Background on the CLUG
A while back, a couple of enterprising designers from Vancouver ran a Kickstarter campaign that ultimately raised $80,000+ to manufacture CLUG; a tiny wall-mounted clip meant to act as a bicycle rack, of sorts. I missed out on the campaign, but one really cool aspect to the Kickstarter was that backers ($9 tier, I believe) would be granted the digital .stl files that would allow them to use their own 3D printers and print the CLUG themselves at home! How cool!
Unfortunately, after the initial release of the digital file to the early backers, the CLUGsters flaked. Once the CLUG had been (exceedingly) funded, the designers decided they wouldn’t make their digital files available for purchase. Instead, they claimed that they were “hard at work getting the 3D Files ready for sale“. To the best of my knowledge, it’s been an entire year and there’s absolutely no indication, at this point, that they intend to sell these files. Joseph Larson realized this nearly 6 months ahead of me, and took matters into his own hands with a blog post titled “How I stole the Clug and why I don’t feel bad about it“.
Feeling inspired by Joe’s assertiveness, I decided to do a little reverse-engineering of my own. I started out by researching the product. I found as many pictures and videos of the CLUG as I could. Humorously, my best resource ended up being on the CLUG website itself! Although they’d decided not to sell their digital files, they left their 3D printing instructions on their website! Furthermore, they actually included (full scale) screenshots of the individual components being prepared to print. Because I’m familiar with the software, I could tell they used Makerbot Desktop.
Not only were the screenshots tremendous feature references, they also allowed me to scale my design appropriately. One helpful aspect of the Makerbot Desktop software is that the grid it uses to represent the 3D printer’s print-bed is rendered at 1 cm per side. Knowing this, I was able to calculate both components’ footprints (42mm x 38mm on the larger piece), as well as their wall thicknesses (2 mm).
This next screenshot tells me that the software is set to slice the model at a layer height of 0.30 mm. The screenshot after that shows me that there are 101 layers total!

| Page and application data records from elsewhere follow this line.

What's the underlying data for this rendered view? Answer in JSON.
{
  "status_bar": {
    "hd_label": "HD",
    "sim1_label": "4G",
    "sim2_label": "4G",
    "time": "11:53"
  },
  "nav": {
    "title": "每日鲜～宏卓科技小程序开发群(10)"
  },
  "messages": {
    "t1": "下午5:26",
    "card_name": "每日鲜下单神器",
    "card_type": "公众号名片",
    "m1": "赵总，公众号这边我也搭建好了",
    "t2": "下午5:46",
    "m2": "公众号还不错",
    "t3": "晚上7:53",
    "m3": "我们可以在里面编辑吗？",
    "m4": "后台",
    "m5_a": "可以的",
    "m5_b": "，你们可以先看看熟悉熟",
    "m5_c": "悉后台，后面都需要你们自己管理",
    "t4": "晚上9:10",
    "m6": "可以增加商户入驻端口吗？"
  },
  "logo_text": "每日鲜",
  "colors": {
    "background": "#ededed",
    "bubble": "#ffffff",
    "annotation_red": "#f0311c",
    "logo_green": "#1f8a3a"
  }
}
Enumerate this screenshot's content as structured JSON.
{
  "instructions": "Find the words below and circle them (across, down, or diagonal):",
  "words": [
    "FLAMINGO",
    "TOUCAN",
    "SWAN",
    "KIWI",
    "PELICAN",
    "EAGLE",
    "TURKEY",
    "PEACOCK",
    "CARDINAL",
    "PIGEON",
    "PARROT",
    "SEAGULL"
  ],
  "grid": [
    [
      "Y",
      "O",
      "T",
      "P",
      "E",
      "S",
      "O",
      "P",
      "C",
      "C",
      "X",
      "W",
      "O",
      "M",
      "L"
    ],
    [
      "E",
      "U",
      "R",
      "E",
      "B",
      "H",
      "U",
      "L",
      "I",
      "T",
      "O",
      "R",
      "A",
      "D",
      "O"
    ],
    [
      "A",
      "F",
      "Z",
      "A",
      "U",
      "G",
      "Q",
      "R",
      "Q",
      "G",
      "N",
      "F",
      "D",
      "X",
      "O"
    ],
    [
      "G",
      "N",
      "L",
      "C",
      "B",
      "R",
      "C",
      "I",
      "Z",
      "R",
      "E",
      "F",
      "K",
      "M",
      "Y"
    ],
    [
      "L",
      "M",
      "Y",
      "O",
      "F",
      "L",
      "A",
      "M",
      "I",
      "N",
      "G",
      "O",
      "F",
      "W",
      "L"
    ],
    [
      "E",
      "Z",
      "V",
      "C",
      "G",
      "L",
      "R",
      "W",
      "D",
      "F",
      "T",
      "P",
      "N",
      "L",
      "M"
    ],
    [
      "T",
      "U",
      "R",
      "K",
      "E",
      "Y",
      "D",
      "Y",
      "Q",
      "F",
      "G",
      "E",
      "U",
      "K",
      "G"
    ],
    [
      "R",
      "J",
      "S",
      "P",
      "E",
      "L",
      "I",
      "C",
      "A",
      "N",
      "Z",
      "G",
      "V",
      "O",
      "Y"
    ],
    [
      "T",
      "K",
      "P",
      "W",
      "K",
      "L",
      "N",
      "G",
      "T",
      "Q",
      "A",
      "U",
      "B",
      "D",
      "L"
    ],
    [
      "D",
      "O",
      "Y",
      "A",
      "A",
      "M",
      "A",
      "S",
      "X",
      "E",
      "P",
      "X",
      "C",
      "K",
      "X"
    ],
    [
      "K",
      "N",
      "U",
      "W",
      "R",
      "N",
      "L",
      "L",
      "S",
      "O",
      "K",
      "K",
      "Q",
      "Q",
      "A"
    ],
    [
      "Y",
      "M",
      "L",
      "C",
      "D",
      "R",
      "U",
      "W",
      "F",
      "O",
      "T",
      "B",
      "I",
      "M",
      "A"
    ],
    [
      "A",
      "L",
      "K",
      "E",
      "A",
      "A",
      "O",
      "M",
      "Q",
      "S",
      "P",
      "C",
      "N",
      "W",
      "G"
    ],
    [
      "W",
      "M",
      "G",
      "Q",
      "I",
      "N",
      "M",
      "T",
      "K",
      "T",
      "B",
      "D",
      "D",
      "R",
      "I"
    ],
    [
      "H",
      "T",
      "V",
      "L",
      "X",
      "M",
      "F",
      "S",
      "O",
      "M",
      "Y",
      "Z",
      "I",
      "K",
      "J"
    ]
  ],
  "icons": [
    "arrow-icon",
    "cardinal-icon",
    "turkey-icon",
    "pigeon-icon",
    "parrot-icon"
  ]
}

Without boring you through the step-by-step details of the CAD work, I created both components as independent solid bodies in the same part file so that I could build them up parametrically. Taking advantage of symmetry, I started with the outside shell and treated it like sheetmetal.
I then mirrored the piece, added in some structural support, and included the holes that attach the bracket to the wall.
Next, I attacked the second component. I added several reference planes and geometrical points that would facilitate me creating the two lofts shown below.
After doing some feature mirroring, I hid the first component. Then, I added more material along the midline of the piece to give it structural strength.
Lastly, I added the features that would allow the inner component to “clip” to the outer piece.
The only thing left to do was to actually print the models!
Wait, no. I lied. The last thing to do was mount the reverse-engineered CLUG on the wall and attach my bike!
My original intent with this project was to release the stl’s out into the world. However, after using my modified CLUG for around two weeks, I’ve decided to table that thought. My bike hasn’t actually fallen yet, but my version of the CLUG doesn’t have as much clamping force as I’d like. I’m nervous that, at any moment, my bike could come crashing down. I’ve considered going back and revisiting what I have, but at the end of the day, I’ve decided that I’m just not a fan of this design. It’s discreet, sure, but the easy pop-in/pop-out concept just isn’t worth what it costs me in anxiety.
I think I’ll probably come up with my own 3D-printable wall-mounted bike rack in the very near future, so stay tuned!
Update (4/17/17): Perhaps against my better judgement, I’ve decided to go ahead and share the Clug’s reverse engineered STLs here on agcross.com. No plans to throw them on Thingiverse for the time being. It should be emphasized that, if you choose to download, print, and use these, you are doing so at your own risk. I am not at all responsible for any damage incurred to person or property following the use of these STLs. I should also be explicitly clear that I don’t trust this open clamping design whatsoever. That being said, if you fail to heed these warnings, let me know how it turns out!